And the sun is shining...sort of. It's actually dreary by Colorado standards. But compared to week before last in Michigan, when I briefly saw blue sky on Tuesday -- and that was about it for the week -- it's wonderful here.

I am tired. The nasty cold I brought home from Michigan is still hanging around. Piles of stuff are still everywhere (though diminishing). And it's still winter.

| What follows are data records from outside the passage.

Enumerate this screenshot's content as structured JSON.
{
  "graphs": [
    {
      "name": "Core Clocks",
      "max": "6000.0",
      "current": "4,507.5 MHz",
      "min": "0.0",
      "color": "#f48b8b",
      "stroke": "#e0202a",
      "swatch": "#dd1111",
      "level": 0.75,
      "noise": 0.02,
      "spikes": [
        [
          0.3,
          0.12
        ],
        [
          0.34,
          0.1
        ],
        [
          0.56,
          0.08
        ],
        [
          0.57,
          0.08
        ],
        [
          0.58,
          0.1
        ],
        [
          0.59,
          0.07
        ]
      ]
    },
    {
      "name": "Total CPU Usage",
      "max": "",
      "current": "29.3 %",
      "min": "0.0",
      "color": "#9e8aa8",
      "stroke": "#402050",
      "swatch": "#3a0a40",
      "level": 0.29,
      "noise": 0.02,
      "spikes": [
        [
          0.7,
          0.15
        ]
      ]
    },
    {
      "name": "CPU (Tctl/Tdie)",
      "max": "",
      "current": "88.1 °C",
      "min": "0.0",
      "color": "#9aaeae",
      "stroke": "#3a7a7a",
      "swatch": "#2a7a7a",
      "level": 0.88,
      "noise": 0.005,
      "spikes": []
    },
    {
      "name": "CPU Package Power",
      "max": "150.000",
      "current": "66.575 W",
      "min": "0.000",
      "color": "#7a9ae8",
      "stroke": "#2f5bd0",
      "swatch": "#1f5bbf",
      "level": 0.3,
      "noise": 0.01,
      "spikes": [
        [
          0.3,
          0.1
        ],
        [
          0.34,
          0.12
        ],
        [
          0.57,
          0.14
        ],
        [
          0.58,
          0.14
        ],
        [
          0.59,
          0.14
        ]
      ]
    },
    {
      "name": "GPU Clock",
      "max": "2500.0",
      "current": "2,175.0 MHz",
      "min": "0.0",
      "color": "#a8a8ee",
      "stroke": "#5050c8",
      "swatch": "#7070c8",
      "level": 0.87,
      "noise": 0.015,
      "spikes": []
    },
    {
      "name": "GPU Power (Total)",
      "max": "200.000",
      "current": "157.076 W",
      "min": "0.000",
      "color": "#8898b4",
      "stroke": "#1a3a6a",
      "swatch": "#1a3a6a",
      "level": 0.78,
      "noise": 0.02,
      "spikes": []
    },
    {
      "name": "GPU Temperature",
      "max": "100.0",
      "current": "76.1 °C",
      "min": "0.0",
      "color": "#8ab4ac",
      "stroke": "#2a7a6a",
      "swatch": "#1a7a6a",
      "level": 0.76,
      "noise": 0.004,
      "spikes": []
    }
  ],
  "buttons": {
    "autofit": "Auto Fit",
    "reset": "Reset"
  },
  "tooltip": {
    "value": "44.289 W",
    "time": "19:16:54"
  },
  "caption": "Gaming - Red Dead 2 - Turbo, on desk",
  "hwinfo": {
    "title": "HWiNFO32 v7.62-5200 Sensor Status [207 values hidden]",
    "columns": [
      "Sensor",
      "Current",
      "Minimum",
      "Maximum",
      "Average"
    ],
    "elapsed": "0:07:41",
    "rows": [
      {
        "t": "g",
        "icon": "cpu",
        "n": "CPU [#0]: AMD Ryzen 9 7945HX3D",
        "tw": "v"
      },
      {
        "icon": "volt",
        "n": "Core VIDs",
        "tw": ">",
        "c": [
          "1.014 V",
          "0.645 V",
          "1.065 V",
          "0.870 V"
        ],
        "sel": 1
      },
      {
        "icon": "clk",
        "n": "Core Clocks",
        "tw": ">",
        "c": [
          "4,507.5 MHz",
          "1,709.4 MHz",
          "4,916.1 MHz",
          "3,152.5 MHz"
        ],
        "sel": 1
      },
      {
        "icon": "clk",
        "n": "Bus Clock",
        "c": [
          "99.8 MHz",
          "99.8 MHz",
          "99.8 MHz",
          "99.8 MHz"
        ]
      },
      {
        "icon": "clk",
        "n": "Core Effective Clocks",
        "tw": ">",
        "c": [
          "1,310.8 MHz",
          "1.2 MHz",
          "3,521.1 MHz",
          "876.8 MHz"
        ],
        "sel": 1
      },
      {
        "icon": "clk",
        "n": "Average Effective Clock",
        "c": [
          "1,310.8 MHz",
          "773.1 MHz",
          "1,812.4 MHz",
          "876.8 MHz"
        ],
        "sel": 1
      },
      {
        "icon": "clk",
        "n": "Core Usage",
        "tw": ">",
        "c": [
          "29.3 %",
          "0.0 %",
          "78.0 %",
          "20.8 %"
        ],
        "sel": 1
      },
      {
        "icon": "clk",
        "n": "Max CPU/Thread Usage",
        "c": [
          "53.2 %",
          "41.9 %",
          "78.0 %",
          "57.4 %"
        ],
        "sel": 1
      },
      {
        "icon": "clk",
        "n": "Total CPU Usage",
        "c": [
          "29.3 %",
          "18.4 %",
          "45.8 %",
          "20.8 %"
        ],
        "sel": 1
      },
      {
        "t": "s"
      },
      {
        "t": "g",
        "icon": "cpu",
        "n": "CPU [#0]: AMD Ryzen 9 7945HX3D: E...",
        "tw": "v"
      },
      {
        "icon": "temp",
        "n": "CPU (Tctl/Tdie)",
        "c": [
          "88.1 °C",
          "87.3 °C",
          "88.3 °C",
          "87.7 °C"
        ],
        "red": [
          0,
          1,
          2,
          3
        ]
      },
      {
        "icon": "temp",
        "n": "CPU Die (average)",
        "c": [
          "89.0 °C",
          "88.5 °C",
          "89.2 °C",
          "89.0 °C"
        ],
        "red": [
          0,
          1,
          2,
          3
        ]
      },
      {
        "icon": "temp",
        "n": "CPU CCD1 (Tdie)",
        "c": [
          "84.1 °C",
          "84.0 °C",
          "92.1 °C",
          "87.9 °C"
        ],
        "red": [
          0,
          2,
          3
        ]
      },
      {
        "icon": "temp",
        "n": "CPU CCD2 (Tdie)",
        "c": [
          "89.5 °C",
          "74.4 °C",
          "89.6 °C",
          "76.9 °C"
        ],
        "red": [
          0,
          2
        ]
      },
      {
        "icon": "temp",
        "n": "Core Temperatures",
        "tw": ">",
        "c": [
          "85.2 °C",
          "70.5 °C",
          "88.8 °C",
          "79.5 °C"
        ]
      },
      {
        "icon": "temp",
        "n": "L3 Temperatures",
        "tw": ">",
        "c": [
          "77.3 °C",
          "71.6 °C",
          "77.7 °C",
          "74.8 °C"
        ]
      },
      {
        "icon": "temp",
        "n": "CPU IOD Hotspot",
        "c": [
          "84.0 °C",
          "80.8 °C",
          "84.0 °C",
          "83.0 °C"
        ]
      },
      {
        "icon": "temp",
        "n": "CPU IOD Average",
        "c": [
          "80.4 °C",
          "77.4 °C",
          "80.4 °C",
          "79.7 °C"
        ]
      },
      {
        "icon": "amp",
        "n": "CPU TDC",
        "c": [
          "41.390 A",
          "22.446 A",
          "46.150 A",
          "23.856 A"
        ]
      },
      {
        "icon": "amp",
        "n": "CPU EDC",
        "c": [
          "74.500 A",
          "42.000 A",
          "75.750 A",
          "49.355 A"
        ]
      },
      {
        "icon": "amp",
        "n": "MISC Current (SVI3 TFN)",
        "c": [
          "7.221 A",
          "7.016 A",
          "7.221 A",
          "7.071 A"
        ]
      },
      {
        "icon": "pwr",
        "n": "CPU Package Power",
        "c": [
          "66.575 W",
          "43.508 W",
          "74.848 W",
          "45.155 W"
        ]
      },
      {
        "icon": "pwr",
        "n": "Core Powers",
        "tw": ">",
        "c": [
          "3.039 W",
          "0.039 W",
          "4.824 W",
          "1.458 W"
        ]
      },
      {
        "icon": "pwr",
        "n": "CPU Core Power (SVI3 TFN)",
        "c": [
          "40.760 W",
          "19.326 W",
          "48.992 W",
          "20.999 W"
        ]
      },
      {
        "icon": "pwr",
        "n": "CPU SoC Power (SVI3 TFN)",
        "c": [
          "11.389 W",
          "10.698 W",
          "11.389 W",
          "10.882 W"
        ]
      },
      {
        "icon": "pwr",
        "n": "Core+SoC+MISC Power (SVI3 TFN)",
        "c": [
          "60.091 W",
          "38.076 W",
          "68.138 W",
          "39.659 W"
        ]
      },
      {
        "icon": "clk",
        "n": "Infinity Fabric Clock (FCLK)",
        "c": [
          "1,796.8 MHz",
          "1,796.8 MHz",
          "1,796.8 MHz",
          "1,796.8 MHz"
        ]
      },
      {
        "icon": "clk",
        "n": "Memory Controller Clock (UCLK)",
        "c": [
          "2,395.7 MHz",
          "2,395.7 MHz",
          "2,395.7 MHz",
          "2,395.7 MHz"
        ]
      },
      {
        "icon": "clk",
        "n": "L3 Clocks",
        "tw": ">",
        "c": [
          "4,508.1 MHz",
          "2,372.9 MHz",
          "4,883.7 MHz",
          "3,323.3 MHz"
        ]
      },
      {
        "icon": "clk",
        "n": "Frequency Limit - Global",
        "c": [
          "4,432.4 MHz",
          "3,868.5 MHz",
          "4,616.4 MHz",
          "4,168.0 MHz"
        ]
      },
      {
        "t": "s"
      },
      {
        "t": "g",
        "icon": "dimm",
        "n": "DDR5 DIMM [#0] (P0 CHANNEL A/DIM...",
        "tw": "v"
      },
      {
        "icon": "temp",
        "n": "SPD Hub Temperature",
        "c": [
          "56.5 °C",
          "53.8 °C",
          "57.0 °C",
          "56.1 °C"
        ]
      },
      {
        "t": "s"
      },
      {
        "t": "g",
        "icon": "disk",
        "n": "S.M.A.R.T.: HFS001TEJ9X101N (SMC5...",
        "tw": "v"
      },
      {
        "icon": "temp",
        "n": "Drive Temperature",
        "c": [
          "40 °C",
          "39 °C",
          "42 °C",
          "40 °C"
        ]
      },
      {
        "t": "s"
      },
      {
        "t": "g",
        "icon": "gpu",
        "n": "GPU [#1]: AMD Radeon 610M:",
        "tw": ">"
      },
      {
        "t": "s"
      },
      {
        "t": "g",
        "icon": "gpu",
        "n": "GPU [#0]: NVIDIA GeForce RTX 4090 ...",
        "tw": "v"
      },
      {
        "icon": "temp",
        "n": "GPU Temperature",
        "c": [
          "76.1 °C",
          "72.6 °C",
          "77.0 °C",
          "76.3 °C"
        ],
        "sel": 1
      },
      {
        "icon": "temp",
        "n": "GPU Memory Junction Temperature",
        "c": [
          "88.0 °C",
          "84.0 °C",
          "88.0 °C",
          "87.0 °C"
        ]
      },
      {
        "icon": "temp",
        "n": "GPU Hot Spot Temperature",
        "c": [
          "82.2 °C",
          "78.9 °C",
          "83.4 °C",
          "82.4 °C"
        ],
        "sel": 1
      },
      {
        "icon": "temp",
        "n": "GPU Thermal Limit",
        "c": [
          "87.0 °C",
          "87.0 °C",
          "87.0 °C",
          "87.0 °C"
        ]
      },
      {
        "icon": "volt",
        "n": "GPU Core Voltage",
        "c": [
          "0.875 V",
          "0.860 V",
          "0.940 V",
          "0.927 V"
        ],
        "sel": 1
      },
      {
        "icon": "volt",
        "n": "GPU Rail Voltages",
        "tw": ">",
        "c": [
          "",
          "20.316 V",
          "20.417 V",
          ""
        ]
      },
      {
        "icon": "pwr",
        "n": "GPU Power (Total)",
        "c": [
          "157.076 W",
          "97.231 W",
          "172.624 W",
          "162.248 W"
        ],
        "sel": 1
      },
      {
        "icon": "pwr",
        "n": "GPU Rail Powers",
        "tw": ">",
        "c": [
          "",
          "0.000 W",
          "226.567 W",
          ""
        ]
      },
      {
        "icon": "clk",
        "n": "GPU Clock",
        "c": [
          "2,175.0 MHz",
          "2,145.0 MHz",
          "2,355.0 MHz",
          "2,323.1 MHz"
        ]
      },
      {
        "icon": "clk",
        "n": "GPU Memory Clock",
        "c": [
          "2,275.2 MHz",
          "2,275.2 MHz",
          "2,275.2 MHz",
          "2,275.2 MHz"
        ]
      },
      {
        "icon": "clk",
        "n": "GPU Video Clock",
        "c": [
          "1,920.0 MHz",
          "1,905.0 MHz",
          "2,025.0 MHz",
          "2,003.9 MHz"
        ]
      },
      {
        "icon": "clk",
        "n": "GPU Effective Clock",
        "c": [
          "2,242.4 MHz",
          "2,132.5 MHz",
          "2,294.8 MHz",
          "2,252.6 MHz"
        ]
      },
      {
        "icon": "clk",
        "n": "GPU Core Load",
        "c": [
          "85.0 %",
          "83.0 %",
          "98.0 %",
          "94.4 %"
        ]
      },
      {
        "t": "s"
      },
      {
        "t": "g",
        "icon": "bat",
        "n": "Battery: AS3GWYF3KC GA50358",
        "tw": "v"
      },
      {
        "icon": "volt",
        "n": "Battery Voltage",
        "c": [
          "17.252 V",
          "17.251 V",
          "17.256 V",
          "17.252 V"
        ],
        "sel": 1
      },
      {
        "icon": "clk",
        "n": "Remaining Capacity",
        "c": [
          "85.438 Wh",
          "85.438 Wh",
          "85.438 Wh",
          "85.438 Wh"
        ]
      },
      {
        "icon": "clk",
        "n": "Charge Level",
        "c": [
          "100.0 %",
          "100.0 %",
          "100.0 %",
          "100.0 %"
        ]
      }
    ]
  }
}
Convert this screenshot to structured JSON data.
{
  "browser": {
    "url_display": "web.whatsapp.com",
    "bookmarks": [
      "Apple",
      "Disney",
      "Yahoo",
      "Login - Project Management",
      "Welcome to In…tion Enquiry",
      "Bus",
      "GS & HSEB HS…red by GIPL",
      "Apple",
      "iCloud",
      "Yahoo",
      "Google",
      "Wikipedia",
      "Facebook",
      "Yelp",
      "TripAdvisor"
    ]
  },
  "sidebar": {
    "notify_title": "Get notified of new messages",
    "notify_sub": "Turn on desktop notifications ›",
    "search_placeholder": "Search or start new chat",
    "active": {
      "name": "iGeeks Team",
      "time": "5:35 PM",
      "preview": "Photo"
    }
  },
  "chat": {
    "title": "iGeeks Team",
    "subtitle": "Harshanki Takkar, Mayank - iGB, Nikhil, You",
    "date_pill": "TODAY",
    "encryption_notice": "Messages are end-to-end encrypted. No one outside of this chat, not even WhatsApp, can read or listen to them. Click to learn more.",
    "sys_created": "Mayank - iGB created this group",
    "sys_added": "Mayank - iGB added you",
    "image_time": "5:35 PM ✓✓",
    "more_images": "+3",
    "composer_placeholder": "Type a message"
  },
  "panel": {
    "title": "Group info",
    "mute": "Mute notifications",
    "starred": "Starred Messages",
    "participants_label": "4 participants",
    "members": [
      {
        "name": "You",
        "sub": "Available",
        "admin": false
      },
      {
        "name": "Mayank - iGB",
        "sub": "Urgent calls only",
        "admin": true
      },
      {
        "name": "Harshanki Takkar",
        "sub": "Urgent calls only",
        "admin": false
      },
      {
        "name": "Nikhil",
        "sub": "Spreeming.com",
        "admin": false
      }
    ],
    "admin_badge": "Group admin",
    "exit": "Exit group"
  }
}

Chunky gray ice in the driveway, great for tripping over and dropping things.

On the plus side, I am finally beginning to make progress...and we have sold a ton of CRAZY QUILTS books.

Musn't grumble, as the Brits say.

Here's an interesting comparison look at the candidates' finances:

http://www.bankrate.com/nltrack/news/pf/20080128_candidates_issues_choices_a1.asp

Although if things are starting to sound over-rehearsed this early in the game, what's Life in Politics going to be like, come September?

And two frugal sites that are interesting -- and wonderful at times, too.

http://www.likemerchantships.blogspot.com
(The best for frugal decorating ideas that look like a million bucks)

http://www.lentilsandrice.blogspot.com
(Sometimes a bit too ascetic, but considering the piles of STUFF I clamber over, it would be refreshing to be dealing with bare floors sometimes)

And back to work for me.

Saturday, February 9, 2008

Still Alive and Kicking...

Yes, I'm still here.

Spent last week in Michigan with the folks -- my dad, sick with bone cancer, started a new round of chemo. Michigan had blizzard after blizzard last week...and considering the folks had an appointment somewhere every day of the week, it was was interesting, to say the least.

Got home just in time to see the last few minutes of the Superbowl...and brought home a cold as a souvenir. Oh goody.

I'll be in touch in the next day or so.

Happy Weekend

      Making progress...finally! Still behind -- but not as much. As usual, life at Chez Brick is anything but simple:      *Son #1 is ban...